No-Compete Contract Isn’t Worth the Paper It’s Written on. After termination of employment, a contractual non-competition clause usually is not enforceable. Under California law, an employee ordinarily may compete with his or her prior employer, even if the employee signed an agreement that prohibits competition. Of course there are exceptions to this rule. In brief, a non-competition clause can be enforceable if it was (i) entered into as part of the sale of a business; or (ii) entered into pursuant to a partnership agreement or shareholders agreement that prohibits a withdrawing employee’s competition in a limited geographic area.
Who Gets the Customers? Although a prohibition on competition may be unenforceable, the departing employee still may not unfairly steal customers. What is unfair? In general, the law will prohibit an employee from using the customer list of the former employer if: (i) the customer list was a trade secret; and (ii) the former employee misappropriated the list.
As to the first element, a customer list can be a trade secret when the employer has invested much time and effort in creating it and has kept it secret. A protected customer list can contain, for example, information about the particular needs and interests of the customers.
As to the second element, once the employer has proven that the customer list is a trade secret, it then must prove that the employee misappropriated the list. Here the issue is whether the departing employee solicited the customers, as opposed to merely announcing a change in professional affiliation. In other words, the employee may announce his or her new status to the employer’s customers, but may not go any further. To go further would be to solicit the customers, which is prohibited. The distinction between solicitation and mere announcement is a shifting line, and the departing employee must take great care not to cross it.
Who Gets the Rank and File Employees? The rule on the solicitation of office managers and other employees is similar to the rule for the solicitation of customers. In general, California law protects the right of employees to change employment. A departing employee, however, may not solicit or ask other employees to leave the former employer. Rather, the departing employee may only announce his or her plans. The employee must then back off, and permit other employees to initiate the next contact – by requesting to join the departing employee in the competing business.
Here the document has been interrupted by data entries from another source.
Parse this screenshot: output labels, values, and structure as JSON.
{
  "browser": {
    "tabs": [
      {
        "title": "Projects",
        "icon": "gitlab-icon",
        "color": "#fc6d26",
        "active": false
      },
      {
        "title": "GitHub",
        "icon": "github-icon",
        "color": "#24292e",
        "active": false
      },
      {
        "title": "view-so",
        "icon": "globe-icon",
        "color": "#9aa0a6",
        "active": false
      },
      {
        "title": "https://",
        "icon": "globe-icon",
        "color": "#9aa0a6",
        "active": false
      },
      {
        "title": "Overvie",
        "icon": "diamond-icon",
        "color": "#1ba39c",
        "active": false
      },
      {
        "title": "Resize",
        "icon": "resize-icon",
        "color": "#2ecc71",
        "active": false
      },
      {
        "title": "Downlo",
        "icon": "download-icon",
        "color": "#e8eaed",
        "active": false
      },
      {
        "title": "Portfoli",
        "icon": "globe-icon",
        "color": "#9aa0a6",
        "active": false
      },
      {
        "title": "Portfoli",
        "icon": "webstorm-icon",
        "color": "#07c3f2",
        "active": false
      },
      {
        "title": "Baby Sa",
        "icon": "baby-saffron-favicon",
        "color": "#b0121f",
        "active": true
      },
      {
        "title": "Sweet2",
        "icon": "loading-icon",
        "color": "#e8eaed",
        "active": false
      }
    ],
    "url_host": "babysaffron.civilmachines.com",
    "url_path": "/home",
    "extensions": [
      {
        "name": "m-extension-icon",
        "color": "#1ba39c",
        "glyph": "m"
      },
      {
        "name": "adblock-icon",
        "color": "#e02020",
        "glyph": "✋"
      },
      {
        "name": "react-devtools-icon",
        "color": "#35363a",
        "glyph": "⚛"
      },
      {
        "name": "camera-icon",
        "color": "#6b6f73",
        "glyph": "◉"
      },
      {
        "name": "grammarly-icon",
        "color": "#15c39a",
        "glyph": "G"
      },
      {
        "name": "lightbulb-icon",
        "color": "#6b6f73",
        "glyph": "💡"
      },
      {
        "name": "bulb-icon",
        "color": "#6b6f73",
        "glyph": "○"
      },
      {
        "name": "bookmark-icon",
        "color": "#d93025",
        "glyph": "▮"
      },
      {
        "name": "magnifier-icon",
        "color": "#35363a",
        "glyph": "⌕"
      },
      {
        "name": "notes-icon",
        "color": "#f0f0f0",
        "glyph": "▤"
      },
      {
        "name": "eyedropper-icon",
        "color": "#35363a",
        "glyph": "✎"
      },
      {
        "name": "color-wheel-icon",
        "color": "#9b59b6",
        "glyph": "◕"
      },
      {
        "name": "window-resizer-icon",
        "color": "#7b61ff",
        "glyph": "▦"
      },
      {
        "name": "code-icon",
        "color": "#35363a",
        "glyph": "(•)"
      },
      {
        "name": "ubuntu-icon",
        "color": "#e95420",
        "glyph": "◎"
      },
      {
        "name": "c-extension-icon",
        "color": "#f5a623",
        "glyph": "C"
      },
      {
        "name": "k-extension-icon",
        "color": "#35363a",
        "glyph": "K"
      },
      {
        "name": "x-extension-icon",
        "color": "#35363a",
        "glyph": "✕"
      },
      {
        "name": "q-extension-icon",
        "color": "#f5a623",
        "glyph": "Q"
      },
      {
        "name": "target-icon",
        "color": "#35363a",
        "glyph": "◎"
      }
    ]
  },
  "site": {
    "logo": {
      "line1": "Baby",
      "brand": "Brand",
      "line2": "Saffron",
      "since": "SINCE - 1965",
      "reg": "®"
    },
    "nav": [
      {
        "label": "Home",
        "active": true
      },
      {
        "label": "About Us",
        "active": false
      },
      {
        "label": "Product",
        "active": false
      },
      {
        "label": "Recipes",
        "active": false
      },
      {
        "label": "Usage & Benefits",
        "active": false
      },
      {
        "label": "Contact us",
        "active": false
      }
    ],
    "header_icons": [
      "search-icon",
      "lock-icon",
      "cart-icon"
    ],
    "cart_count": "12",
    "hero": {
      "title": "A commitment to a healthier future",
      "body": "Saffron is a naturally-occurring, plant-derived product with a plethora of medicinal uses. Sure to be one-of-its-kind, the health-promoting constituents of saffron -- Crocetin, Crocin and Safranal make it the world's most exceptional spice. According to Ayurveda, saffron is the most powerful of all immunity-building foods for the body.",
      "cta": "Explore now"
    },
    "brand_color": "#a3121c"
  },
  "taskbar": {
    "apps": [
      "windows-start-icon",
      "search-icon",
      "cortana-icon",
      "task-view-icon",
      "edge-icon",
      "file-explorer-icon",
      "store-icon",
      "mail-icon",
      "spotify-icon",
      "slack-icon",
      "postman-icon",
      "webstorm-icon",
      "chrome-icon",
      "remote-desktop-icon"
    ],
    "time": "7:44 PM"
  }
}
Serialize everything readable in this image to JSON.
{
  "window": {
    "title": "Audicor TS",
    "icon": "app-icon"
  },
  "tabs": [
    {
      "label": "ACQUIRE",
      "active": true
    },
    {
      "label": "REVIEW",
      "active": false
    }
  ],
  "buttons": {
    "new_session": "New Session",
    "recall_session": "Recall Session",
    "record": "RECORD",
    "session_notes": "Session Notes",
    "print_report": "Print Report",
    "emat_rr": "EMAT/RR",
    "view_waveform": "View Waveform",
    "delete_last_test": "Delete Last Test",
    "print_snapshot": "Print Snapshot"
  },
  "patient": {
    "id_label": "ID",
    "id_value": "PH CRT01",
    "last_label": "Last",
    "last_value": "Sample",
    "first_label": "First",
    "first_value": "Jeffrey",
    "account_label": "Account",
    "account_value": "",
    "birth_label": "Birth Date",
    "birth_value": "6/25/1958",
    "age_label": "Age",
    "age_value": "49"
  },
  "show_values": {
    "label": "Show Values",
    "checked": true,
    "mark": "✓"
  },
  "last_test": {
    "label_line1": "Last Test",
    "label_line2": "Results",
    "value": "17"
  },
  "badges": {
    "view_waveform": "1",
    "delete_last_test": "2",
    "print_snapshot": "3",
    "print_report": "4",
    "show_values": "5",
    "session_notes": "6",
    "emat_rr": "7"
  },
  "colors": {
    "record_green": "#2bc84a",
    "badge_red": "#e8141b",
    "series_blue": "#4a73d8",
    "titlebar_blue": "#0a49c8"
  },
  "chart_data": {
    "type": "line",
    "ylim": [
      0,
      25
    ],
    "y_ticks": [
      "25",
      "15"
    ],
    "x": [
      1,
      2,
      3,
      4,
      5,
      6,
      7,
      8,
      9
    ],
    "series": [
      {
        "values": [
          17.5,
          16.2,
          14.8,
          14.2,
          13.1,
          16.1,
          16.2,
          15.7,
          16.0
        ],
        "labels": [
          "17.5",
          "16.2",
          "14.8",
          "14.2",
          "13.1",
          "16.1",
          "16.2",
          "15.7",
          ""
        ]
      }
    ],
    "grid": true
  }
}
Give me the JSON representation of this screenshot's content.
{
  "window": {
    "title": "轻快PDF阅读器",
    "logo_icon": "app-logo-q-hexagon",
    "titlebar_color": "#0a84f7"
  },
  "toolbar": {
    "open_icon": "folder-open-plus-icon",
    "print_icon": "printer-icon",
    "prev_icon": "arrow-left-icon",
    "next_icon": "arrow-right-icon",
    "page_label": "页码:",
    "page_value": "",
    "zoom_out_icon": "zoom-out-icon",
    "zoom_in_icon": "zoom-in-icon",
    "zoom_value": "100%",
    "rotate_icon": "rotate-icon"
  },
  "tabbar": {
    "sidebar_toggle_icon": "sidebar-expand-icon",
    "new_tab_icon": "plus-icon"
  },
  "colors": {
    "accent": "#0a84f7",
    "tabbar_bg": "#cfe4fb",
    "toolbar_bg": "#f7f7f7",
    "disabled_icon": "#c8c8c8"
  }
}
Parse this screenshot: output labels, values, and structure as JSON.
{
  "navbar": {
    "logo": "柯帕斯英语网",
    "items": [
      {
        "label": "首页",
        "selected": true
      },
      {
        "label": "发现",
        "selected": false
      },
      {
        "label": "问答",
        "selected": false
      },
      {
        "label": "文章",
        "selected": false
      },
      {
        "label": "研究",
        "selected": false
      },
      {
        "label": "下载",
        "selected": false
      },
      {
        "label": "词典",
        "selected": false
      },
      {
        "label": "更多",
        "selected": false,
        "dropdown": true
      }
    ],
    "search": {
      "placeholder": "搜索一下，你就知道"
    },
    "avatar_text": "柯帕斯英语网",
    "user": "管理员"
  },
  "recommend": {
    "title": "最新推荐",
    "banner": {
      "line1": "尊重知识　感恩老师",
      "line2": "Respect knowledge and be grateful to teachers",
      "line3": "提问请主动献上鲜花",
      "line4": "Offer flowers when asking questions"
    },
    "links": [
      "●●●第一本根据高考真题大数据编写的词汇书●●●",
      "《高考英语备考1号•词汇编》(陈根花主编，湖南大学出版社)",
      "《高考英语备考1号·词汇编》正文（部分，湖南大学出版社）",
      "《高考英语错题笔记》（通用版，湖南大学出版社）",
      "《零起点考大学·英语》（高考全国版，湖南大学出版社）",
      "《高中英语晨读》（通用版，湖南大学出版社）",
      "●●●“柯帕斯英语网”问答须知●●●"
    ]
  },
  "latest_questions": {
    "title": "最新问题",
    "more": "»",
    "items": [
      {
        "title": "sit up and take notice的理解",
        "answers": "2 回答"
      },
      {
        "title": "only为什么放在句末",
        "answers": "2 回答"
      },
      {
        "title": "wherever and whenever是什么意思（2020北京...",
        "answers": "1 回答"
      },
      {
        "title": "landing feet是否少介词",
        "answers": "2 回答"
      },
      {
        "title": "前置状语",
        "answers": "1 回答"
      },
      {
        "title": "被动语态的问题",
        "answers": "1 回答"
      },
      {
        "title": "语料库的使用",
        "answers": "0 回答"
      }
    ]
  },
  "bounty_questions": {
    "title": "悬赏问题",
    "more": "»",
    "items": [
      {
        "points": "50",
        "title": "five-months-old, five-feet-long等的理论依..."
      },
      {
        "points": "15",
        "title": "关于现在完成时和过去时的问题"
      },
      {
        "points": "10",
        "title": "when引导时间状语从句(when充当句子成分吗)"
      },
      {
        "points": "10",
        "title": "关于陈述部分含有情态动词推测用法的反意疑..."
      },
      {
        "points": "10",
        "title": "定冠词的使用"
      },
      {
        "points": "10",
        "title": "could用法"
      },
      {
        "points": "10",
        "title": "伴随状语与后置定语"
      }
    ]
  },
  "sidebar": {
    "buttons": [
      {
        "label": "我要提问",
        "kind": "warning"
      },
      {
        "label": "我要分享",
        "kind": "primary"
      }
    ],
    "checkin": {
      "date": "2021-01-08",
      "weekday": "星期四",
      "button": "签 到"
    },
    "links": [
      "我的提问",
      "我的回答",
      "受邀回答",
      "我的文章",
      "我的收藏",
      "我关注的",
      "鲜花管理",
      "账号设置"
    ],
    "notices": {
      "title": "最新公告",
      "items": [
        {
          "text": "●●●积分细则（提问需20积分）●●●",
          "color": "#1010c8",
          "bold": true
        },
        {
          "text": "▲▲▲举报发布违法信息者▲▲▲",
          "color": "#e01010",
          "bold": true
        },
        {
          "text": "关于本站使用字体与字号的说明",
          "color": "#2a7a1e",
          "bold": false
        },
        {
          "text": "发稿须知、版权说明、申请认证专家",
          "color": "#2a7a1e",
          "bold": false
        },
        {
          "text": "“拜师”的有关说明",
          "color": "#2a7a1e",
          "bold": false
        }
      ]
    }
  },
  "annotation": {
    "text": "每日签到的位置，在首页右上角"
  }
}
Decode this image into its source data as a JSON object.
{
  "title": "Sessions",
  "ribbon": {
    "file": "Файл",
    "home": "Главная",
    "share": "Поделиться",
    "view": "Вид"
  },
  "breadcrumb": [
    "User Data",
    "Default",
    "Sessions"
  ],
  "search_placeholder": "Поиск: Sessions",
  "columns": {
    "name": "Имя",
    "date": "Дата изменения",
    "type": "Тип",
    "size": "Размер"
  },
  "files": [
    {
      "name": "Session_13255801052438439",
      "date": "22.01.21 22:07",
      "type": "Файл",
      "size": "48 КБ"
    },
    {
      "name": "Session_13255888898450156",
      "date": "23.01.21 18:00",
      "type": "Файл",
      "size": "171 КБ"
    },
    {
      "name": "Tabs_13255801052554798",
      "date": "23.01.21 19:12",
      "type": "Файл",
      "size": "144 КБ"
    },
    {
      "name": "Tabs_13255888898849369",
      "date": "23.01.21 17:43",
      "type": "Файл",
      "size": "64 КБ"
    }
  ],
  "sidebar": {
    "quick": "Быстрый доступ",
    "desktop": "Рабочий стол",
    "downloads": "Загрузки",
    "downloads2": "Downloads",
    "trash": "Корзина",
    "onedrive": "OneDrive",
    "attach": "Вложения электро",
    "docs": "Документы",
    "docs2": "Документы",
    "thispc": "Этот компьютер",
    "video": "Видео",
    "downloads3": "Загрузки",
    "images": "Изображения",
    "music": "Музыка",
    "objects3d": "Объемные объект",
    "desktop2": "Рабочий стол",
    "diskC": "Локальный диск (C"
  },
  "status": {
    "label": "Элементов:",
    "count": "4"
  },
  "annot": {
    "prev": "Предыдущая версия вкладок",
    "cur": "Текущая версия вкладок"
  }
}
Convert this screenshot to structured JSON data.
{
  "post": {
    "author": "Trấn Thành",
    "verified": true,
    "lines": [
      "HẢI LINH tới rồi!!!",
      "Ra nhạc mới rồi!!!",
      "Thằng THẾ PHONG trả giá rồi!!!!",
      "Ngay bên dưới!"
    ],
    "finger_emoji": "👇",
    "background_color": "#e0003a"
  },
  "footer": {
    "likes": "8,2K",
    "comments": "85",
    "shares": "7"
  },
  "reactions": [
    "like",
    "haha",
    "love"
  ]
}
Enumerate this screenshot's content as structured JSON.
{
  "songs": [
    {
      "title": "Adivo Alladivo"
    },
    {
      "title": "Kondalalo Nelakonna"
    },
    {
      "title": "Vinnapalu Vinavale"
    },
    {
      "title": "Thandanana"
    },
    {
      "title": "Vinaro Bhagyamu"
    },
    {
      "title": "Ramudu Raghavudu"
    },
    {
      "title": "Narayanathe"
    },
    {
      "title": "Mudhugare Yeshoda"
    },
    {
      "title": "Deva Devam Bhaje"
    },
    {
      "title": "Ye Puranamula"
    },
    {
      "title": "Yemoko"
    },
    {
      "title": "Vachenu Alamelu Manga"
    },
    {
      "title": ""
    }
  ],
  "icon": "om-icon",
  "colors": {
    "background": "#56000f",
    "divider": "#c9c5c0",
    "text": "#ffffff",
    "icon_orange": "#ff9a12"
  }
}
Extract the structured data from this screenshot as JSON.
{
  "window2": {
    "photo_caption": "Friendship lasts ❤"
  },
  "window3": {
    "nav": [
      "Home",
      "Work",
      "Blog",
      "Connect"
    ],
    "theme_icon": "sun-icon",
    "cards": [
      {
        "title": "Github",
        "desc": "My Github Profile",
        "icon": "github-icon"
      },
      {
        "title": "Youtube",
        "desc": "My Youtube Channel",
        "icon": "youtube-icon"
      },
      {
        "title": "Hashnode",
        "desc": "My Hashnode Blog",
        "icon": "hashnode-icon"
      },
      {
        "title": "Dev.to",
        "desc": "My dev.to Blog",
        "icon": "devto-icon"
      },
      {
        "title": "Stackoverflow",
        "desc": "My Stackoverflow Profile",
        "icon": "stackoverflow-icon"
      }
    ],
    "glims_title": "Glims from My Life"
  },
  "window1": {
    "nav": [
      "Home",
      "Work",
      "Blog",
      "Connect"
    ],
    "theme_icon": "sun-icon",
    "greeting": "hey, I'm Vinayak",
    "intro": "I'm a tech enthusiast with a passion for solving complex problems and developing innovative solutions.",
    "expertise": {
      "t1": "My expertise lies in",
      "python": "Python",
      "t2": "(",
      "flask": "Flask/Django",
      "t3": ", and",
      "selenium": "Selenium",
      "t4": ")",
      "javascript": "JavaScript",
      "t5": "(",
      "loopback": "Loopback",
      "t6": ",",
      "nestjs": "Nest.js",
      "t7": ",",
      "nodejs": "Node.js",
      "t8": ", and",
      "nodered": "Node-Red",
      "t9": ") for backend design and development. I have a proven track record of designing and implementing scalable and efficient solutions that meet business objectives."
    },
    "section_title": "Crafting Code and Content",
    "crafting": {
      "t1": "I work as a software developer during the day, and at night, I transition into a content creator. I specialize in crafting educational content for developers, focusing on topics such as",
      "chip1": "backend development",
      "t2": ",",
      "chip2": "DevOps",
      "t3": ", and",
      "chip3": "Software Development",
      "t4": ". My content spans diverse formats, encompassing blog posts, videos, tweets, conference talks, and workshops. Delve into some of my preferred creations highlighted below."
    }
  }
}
For more on this, see my article, Stealing Employees.
Finally, please keep in mind that the law of competition is by its nature fluid and gray. There are few hard and fast rules, and no guarantees can be given on the outcome of any dispute. Moreover, employers and employees become quite emotional about these cases. Even “innocent” parties get dragged in, for example, a company that hires the departing employee likely will be named as a defendant in the case. The costs of litigation (let alone losing in litigation) can get high. So keep this common-sense advice in mind: at all times be sure that you are acting in a decent and fair manner, and well within the boundaries of the law. Remember that, in the final analysis, courts try to protect persons who have acted with decency.
This article only gives a short roadmap of issues. There is a lot more to this subject than introduced here. Before you do anything, get competent legal counsel to help you. Please feel free to call me if you want to talk more about this topic.